## Description of the task
Run through the records and, wherever a line holds the word "Select", return that line.

## Records supplied
__________

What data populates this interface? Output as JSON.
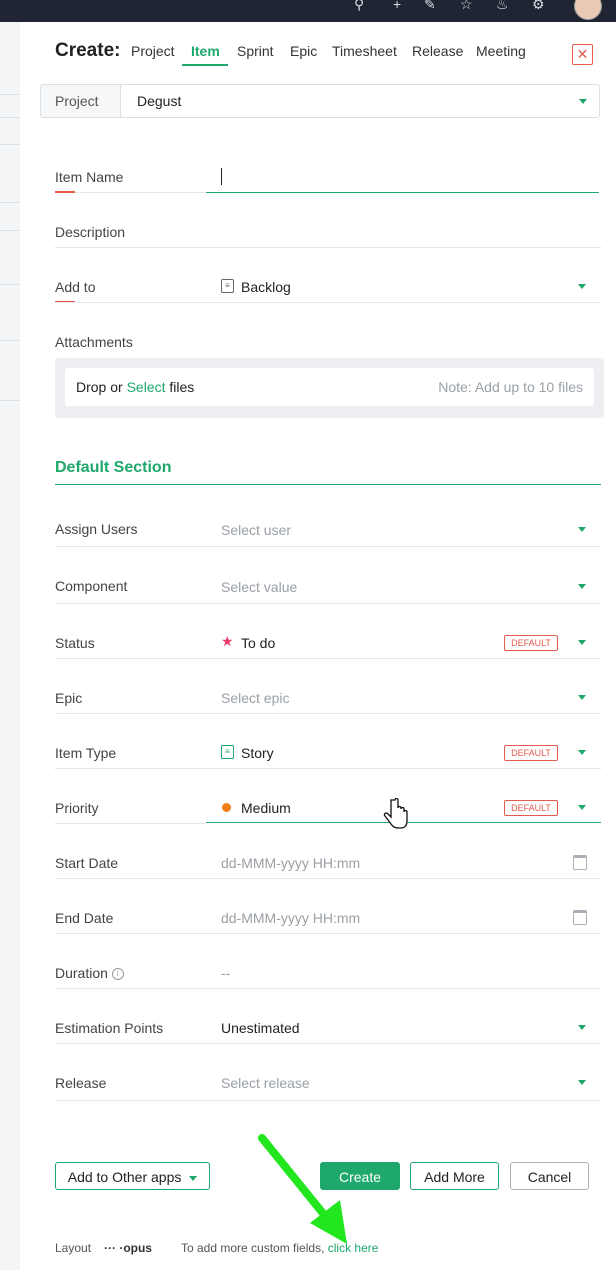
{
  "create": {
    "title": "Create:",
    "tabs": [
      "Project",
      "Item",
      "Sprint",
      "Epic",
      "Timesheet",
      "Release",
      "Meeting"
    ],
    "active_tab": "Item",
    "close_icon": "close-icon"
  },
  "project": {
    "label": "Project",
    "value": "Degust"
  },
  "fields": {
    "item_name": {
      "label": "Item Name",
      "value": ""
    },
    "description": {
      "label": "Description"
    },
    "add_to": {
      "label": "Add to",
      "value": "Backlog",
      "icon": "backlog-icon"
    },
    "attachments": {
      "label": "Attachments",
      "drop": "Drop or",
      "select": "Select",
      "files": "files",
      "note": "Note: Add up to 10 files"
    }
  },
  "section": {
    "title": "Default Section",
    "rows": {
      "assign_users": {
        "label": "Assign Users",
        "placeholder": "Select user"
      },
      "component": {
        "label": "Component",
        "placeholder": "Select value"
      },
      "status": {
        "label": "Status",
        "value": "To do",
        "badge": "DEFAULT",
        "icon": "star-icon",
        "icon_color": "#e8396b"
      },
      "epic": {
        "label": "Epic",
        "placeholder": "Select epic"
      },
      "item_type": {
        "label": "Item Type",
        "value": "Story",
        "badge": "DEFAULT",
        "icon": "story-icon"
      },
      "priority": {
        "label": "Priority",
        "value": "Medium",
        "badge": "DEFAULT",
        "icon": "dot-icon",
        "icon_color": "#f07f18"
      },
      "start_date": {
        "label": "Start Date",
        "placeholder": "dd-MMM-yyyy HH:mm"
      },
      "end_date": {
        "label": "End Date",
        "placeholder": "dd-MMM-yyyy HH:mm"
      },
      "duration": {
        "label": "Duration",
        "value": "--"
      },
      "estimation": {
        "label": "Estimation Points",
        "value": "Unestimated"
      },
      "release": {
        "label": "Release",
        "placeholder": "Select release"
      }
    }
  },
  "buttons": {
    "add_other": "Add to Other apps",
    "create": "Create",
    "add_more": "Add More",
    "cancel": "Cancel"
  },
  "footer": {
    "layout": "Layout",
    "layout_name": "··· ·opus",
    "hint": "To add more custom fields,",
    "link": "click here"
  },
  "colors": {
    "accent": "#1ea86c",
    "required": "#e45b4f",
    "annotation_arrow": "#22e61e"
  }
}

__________

## Task response
      "select": "Select",
        "placeholder": "Select user"
        "placeholder": "Select value"
        "placeholder": "Select epic"
        "placeholder": "Select release"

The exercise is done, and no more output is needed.